→ **REQUIRED WORK**: If a line of the records contains the string "duration", copy it out.

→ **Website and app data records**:
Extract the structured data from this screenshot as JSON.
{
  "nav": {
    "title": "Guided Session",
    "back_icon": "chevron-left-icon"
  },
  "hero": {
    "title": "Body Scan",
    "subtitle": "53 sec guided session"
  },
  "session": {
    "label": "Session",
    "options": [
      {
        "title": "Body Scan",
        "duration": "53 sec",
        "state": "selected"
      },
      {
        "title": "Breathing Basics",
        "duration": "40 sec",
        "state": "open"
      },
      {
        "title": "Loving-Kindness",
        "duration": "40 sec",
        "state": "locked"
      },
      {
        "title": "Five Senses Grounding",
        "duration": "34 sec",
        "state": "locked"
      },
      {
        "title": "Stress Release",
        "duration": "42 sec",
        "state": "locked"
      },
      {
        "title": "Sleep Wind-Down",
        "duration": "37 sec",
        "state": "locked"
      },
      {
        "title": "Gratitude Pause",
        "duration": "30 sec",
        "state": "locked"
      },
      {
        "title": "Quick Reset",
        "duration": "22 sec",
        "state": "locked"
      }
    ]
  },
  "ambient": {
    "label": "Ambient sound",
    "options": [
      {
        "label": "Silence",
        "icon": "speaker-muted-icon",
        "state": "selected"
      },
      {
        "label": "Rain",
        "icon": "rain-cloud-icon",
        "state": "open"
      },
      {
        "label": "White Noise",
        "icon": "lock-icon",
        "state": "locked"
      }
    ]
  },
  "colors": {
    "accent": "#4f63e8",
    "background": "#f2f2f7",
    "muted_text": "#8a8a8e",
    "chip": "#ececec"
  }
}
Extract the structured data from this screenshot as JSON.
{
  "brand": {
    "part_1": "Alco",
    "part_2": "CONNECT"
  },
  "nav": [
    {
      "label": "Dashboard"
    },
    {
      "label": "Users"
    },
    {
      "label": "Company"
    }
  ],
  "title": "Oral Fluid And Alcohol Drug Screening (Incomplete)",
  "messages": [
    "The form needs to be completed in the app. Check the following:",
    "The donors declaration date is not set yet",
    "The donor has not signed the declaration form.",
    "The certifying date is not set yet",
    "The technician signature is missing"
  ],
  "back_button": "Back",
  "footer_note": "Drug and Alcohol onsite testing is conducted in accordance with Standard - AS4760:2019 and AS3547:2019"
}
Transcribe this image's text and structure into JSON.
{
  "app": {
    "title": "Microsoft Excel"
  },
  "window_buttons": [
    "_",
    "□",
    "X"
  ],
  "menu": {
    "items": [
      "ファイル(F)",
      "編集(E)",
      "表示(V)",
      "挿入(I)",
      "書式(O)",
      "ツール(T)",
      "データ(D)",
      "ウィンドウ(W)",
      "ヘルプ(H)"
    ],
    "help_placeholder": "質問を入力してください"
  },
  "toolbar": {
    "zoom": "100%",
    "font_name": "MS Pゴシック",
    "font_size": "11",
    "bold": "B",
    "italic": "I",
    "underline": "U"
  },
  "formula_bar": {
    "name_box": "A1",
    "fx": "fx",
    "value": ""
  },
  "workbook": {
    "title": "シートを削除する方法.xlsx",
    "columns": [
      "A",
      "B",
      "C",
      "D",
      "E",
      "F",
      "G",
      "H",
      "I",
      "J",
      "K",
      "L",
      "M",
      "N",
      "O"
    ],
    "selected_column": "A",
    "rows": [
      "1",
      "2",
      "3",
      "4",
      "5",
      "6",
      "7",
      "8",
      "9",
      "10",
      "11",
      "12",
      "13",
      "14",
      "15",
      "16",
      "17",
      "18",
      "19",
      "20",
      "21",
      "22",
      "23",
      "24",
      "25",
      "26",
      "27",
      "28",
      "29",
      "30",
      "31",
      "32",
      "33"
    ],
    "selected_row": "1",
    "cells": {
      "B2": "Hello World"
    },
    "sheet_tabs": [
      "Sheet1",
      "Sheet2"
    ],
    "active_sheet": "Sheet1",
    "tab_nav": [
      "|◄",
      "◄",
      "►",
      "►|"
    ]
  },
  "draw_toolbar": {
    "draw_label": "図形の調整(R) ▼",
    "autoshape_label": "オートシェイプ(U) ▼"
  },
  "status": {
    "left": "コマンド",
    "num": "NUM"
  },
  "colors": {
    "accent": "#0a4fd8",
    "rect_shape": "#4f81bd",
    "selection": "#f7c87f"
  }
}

→ **REPLY TO THE EXERCISE**:
        "duration": "53 sec",
        "duration": "40 sec",
        "duration": "40 sec",
        "duration": "34 sec",
        "duration": "42 sec",
        "duration": "37 sec",
        "duration": "30 sec",
        "duration": "22 sec",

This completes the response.